The important thing is finding what works best for you, Elizabeth said.
Mission work has been tugging at her heartstrings for some time. As a young child, Elizabeth laughs when she admits that she often fell asleep during Sunday sermons.
Until, one weekend, a woman was invited to speak about her recent mission experience.
“It was just one of those moments when my spirit was stirred,” Elizabeth recalled.
She wanted to head out right away, but her parents convinced her to finish school. Then, she continued her education to become a pharmacist, and her career followed.
When Elizabeth met her husband, and they started their family, missions seemed distant and unobtainable. “We felt this calling, but all we saw were the barriers to it,” she said.
Then, one day, she went to a garage sale for another couple with children who were heading out on a mission trip. “I thought, ‘There are children all over the world. Having children is not a reason to not follow a call,’” she remembered.
In fact, the couple’s daughters, Eva, 7, and Annie, 5, would become key to the trip. “I can’t imagine doing it without them now,” Elizabeth said.
David explained that it took about six months to apply to do mission work. Then, they waited for a year and a half. Finally, they received an email that they would be heading to Mozambique.
They spent two and a half years there. David served as director of a hospital, and Elizabeth helped a local artist-run business and water sanitation project.
“What you want to do in a mission is work yourself out of a job,” David said. “We were able to do that.”
Once they were replaced with locals, the couple returned to the U.S. and started helping connect others to mission work. “I see a God thread through it,” Elizabeth said.
The first step to becoming a missionary is to talk to your pastor, David explained. He also recommends finding or forming a spiritual circle to support the process.
Elizabeth suggests that people start as mission volunteers – or join a group in their own area. “There’s a lot to do in our own community,” she said.
If a particular place is of interest, she said the Global Ministries website can be a major resource in staying updated with what work is being done and what the needs are. “We have missions going all over the world,” she said.

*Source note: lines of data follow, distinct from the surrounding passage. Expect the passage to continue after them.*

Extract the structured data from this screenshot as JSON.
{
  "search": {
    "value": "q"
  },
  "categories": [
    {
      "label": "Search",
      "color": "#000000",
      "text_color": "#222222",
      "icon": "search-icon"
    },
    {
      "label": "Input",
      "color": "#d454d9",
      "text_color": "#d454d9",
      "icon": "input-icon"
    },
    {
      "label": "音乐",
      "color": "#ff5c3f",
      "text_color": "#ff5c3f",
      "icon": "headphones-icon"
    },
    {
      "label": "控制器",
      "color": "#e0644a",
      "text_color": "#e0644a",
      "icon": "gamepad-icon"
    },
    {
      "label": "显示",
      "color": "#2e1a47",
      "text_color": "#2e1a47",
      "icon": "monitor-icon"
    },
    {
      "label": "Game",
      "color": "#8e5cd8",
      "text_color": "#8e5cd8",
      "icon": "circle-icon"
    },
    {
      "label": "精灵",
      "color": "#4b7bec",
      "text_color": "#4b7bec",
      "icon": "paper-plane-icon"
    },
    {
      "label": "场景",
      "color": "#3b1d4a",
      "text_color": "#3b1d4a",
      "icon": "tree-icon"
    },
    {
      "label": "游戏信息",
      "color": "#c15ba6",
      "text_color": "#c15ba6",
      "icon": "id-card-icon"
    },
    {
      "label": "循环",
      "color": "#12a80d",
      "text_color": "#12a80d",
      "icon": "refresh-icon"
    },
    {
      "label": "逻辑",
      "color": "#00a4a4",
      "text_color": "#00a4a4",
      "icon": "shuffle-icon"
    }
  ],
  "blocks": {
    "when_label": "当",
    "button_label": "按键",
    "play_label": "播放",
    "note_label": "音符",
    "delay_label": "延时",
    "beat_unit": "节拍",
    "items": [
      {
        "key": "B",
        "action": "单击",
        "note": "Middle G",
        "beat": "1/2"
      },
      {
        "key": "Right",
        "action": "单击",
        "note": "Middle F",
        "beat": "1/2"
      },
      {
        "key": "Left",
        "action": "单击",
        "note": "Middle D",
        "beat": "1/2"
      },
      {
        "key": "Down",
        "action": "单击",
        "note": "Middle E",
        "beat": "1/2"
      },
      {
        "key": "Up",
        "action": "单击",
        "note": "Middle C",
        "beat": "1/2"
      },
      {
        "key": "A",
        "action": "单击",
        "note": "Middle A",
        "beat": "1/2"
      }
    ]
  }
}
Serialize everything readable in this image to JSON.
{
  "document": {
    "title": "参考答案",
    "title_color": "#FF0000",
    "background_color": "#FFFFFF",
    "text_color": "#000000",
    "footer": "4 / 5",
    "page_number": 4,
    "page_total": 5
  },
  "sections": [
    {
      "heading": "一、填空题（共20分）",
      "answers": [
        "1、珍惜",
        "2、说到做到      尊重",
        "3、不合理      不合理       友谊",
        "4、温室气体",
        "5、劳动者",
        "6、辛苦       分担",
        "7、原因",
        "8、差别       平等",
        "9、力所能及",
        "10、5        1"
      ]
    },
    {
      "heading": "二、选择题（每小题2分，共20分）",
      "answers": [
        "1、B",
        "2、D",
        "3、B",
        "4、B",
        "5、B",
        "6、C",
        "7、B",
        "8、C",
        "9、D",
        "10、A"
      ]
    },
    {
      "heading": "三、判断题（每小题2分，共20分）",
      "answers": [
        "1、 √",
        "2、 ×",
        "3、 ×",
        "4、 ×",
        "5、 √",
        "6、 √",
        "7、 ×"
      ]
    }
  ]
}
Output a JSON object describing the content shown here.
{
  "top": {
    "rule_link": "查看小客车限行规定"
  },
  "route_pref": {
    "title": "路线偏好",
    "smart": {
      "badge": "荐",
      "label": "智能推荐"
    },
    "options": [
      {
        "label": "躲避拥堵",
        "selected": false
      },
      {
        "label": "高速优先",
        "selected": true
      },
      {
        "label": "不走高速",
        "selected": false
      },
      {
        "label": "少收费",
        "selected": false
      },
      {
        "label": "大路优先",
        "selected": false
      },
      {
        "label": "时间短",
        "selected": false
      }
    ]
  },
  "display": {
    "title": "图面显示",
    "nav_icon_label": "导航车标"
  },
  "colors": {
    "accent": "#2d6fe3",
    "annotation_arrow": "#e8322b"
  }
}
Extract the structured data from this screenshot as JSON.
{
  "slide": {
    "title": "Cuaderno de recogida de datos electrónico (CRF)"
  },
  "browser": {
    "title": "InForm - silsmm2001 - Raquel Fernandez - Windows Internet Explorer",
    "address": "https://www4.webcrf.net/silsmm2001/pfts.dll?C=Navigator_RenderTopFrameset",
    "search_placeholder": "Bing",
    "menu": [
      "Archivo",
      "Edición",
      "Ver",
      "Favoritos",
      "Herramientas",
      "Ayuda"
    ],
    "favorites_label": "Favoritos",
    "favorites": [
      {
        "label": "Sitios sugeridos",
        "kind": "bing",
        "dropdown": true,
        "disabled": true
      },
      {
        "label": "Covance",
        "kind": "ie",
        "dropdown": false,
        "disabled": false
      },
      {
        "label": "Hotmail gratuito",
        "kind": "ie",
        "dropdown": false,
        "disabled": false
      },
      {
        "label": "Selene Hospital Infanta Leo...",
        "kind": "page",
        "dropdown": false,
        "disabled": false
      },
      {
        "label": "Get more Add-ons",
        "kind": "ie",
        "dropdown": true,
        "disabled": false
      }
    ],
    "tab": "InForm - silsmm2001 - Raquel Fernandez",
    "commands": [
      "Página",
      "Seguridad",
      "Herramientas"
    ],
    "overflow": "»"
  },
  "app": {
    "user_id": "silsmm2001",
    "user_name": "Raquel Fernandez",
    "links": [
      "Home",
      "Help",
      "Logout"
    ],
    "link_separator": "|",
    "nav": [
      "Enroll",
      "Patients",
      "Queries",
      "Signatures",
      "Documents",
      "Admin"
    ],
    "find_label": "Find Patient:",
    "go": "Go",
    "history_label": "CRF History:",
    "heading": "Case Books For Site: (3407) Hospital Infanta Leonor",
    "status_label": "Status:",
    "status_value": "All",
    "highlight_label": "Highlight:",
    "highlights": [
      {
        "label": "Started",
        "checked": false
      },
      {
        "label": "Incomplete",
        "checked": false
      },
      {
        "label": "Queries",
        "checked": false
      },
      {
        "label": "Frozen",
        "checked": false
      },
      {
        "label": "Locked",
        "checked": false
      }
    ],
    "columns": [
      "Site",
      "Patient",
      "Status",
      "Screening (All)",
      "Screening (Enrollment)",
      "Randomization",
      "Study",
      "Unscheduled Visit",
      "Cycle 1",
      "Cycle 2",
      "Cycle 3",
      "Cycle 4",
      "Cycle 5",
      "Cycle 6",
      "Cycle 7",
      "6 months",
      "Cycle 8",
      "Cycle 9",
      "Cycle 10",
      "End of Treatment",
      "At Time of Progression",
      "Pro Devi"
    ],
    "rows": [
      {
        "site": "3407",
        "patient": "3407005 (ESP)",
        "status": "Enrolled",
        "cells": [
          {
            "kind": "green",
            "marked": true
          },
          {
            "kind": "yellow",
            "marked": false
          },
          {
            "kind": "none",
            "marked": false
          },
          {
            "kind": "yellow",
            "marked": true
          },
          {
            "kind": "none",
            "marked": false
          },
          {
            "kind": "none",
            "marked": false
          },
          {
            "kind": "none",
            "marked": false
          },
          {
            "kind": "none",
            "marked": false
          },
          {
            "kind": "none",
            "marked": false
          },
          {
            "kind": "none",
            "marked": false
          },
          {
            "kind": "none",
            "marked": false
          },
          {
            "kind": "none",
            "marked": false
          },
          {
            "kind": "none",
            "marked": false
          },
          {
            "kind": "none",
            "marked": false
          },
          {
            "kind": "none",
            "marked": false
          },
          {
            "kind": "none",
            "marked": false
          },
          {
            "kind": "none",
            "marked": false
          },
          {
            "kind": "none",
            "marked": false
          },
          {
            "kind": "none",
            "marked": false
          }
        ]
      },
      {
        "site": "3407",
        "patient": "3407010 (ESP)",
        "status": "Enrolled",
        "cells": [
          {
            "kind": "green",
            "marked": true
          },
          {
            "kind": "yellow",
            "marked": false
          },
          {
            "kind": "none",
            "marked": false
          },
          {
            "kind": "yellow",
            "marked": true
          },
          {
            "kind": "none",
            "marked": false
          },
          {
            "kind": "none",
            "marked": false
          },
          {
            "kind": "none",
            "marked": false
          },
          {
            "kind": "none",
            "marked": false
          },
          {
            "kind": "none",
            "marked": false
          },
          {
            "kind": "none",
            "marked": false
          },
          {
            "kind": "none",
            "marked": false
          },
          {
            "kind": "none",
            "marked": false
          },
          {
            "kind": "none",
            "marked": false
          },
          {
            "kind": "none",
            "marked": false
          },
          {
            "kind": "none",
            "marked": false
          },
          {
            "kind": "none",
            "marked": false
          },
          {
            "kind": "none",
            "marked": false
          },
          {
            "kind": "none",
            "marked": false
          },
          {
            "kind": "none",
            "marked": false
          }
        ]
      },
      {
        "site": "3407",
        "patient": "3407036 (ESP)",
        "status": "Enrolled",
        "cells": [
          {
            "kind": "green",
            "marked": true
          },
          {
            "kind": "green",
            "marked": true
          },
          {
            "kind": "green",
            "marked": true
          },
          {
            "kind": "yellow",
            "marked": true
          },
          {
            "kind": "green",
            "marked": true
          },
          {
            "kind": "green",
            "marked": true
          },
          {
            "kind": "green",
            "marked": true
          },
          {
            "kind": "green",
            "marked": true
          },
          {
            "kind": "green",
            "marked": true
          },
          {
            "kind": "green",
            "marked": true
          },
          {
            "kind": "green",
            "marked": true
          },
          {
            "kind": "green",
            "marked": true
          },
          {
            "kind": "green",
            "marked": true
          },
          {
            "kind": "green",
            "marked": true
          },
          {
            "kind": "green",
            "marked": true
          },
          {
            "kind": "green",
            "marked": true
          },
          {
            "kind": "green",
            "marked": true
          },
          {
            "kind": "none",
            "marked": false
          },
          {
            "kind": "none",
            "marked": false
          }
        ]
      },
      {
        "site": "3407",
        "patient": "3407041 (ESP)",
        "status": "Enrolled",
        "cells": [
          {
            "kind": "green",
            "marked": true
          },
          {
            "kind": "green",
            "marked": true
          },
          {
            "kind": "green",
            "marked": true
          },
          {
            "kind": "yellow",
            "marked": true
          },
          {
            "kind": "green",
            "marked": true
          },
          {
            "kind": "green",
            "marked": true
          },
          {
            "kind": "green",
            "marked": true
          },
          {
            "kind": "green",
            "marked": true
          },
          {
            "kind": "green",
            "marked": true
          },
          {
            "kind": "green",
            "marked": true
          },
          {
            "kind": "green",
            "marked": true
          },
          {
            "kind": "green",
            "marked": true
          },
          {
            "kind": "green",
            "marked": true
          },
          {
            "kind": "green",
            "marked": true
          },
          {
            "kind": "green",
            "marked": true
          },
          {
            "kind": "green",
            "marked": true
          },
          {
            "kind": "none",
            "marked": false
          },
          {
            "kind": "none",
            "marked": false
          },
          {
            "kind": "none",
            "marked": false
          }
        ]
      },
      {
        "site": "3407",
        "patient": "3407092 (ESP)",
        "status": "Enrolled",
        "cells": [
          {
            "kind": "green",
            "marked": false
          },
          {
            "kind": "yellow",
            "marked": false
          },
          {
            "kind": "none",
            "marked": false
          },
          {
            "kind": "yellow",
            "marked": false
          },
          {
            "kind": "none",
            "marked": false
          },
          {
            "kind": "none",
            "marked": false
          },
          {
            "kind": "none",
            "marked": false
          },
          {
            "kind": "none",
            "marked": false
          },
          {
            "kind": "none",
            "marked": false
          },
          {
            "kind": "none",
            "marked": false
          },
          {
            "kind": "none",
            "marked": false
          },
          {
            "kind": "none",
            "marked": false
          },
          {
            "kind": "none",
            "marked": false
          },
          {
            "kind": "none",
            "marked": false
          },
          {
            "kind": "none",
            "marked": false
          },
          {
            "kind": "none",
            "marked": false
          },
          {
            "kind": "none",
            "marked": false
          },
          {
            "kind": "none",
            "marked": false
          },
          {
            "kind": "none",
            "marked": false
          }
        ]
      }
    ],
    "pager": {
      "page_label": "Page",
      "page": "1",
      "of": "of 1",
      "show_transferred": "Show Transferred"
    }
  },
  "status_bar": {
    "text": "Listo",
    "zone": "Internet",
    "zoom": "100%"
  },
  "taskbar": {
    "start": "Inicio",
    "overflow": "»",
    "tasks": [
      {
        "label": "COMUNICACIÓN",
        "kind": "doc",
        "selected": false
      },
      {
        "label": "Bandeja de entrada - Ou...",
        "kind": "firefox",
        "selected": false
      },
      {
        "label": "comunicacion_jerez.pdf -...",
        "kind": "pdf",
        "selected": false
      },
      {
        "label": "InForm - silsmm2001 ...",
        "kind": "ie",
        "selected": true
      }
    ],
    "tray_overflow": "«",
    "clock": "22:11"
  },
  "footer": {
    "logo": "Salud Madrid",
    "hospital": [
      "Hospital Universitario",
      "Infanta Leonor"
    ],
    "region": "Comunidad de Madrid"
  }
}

David also encourages missionaries to share their stories with congregations back at home. “It’s a testimony,” he said. “It’s a very tangible sermon of transformation. Listen to the stories – and know that we can do this.”
Notes from Shannon on the three areas offered by the United Methodist Church…
Where can I get involved in missions work?
United Methodist Volunteers in Mission
UMVIM is a grassroots movement within The United Methodist Church designed to provide an official channel for volunteer service. Through UMVIM, Christians (lay and clergy) can offer their skills and talents for service in their home country and around the world on short-term assignments at their own expense.
Global Mission Fellows
Global Mission Fellows are young adults, ages 20–30, who are committed to work in social justice ministries for two years. They serve outside of their home communities, either in the United States or overseas. This graduate-level fellowship allows participants to address the root causes of oppression and alleviate human suffering alongside community organizations in a variety of issues including public health (including HIV/AIDS), migration/immigration, education and poverty.
Creating opportunities for young adults is a priority of Global Ministries. Young adults play a critical role as agents of change in The United Methodist Church.
Missionaries witness and serve in different locales and cultures and engage in a range of professions and activities. They are a tangible connection between the church and mission.
These commissioned individuals are usually called to serve outside their country of origin, as pastors, teachers, doctors, nurses (or in other healing ministries), social workers, church planters, evangelists, and in a variety of other ways through denominational or ecumenical ministries.